By Gregory Pings
“I created a report on a work station at my desk. Saved it to a floppy disk. Carried the disk down the hall to the laser printer, and inserted the disk into the workstation. Boot up the printer, then print.”
That was one element the modern workplace in the 1980s, as described by Keith Kmetz, now vice president of Imaging, Printing and Document Solutions for market intelligence provider IDC. If you think the process to print a document was overly laborious, Kmetz was only talking about to the first draft.
“From the printer, the document went into an interoffice envelope and sent to an editor. We’d meet in-person, he’d redline the copy and we’d talk over the edits,” Kmetz recalled.
Then it was back to step one, and the process could repeat several times. The so-called “office of the future” was only beginning to taking shape.
“It was sadly hilarious,” he said, “But that’s how it was done — in an office, working 9 to 5, and you’d better be at your desk because working any place else wasn’t possible.”
Technology changes everything
Connectivity, regular engagement with his team and clients, and the proximity to charging stations define Kmetz’ workday. That’s because his job is no longer 9 to 5. He works in multiple office locations like his IDC office, his home office and off-site in a hotel room — that’s because he’s enabled to work from where ever he happens to be.
“Technology is a blessing and a curse,” Kmetz explained. “I can work from home. I can be productive while I’m travelling on business. I’m flexible, and I don’t have to commute. But as much as technology enables this flexibility, it can also overwhelm us. We’re bombarded by messages. I can’t possibly respond to everything as timely as I would always like, but I must be accessible.”
Don’t mistake this reality check for winsome wistfulness for the 1980’s. “I’m hugely more productive today than I was 35 years ago,” he emphasized.
Technology allows knowledge workers to be much more engaged with their clients.

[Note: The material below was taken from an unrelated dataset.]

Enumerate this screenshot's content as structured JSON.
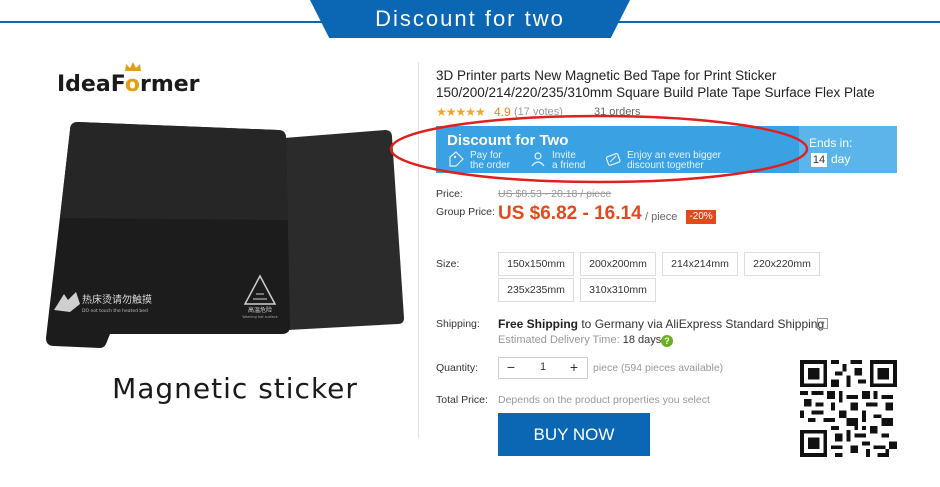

It has also changed the type of work that gets done.
“No one asks us about manufacturer’s specifications anymore, because that information is easily available on the internet,” Kmetz pointed out. “Today, IDC is much more sharply focused on being a trusted advisor that helps clients understand technology, how it’s used, where it’s going, its limits and possibilities.”
Technology, pages and the new rules for work
In the Xerox view, the metaphoric “page” is any container that holds data, such as a sheet of paper, an email, a database or a billboard — the list goes as far as your imagination and technology allow.
How do you set the page free?
Tweet us using #SetThePageFree, or share your thoughts in the comments below.
Some of these containers are physical; others are digital. Technology provides the bridge between these realms, which gives us the freedom to create, access and share information at any time regardless of where we (or the recipient) happen to be. However, the page does not get set free overnight, as Kmetz’ 35-plus years of experience shows. It takes as much time for technology to catch up with human behaviors and expectations, as it takes for humans to catch up with technology’s capabilities and promises – hence technology’s blessing/curse dichotomy.
Nevertheless, you’ll be hard-pressed to find someone who wants to go back to “the old days.”
“Technology enables flexibility, which defines the ideal work environment,” Kmetz said. His managers are able to trust that his work gets done, and Kmetz passes that trust to his decentralized team.
“Even though we’re no longer in a 9 to 5 box or even in the same building, this trust is enabled by parameters that allow us to do our jobs and give us the flexibility to take a break when we need it.”
(The Modern Workplace summer series will be published each Friday on Xerox Connect. Subscribe to this blog so you won’t miss a thing, or retrieve your favorite Modern Workplace articles here.)